• WHAT IS BEING ASKED: The answer must restate every entry exactly as it appears.

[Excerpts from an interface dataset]
=== Section Start ===
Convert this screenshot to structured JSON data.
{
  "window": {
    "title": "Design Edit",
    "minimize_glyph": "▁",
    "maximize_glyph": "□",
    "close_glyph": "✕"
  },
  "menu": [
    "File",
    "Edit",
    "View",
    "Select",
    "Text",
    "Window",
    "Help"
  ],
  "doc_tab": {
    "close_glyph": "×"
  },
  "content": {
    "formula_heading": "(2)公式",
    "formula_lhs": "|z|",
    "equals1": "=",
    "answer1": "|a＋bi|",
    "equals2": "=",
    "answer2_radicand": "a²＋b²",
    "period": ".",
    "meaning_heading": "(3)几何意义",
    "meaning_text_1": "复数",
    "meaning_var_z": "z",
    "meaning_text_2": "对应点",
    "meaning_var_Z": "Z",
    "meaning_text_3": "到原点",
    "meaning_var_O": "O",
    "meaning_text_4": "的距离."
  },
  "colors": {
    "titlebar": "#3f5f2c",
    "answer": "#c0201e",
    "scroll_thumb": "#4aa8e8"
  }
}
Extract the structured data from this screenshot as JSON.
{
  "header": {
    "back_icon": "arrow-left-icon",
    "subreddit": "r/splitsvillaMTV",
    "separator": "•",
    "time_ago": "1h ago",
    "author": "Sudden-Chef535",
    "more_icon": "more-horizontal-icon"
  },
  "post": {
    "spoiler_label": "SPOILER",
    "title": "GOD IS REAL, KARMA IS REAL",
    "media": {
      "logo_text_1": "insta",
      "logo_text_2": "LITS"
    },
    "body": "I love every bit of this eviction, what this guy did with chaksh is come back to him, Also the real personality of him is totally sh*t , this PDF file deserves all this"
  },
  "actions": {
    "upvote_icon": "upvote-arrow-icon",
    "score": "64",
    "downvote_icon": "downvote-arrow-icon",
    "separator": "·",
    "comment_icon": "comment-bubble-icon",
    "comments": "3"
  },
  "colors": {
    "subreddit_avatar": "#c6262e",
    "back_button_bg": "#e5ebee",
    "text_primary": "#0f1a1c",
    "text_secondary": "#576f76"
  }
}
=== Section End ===
• RESULT FOR THIS EXERCISE:
Convert this screenshot to structured JSON data.
{
  "window": {
    "title": "Design Edit",
    "minimize_glyph": "▁",
    "maximize_glyph": "□",
    "close_glyph": "✕"
  },
  "menu": [
    "File",
    "Edit",
    "View",
    "Select",
    "Text",
    "Window",
    "Help"
  ],
  "doc_tab": {
    "close_glyph": "×"
  },
  "content": {
    "formula_heading": "(2)公式",
    "formula_lhs": "|z|",
    "equals1": "=",
    "answer1": "|a＋bi|",
    "equals2": "=",
    "answer2_radicand": "a²＋b²",
    "period": ".",
    "meaning_heading": "(3)几何意义",
    "meaning_text_1": "复数",
    "meaning_var_z": "z",
    "meaning_text_2": "对应点",
    "meaning_var_Z": "Z",
    "meaning_text_3": "到原点",
    "meaning_var_O": "O",
    "meaning_text_4": "的距离."
  },
  "colors": {
    "titlebar": "#3f5f2c",
    "answer": "#c0201e",
    "scroll_thumb": "#4aa8e8"
  }
}
Extract the structured data from this screenshot as JSON.
{
  "header": {
    "back_icon": "arrow-left-icon",
    "subreddit": "r/splitsvillaMTV",
    "separator": "•",
    "time_ago": "1h ago",
    "author": "Sudden-Chef535",
    "more_icon": "more-horizontal-icon"
  },
  "post": {
    "spoiler_label": "SPOILER",
    "title": "GOD IS REAL, KARMA IS REAL",
    "media": {
      "logo_text_1": "insta",
      "logo_text_2": "LITS"
    },
    "body": "I love every bit of this eviction, what this guy did with chaksh is come back to him, Also the real personality of him is totally sh*t , this PDF file deserves all this"
  },
  "actions": {
    "upvote_icon": "upvote-arrow-icon",
    "score": "64",
    "downvote_icon": "downvote-arrow-icon",
    "separator": "·",
    "comment_icon": "comment-bubble-icon",
    "comments": "3"
  },
  "colors": {
    "subreddit_avatar": "#c6262e",
    "back_button_bg": "#e5ebee",
    "text_primary": "#0f1a1c",
    "text_secondary": "#576f76"
  }
}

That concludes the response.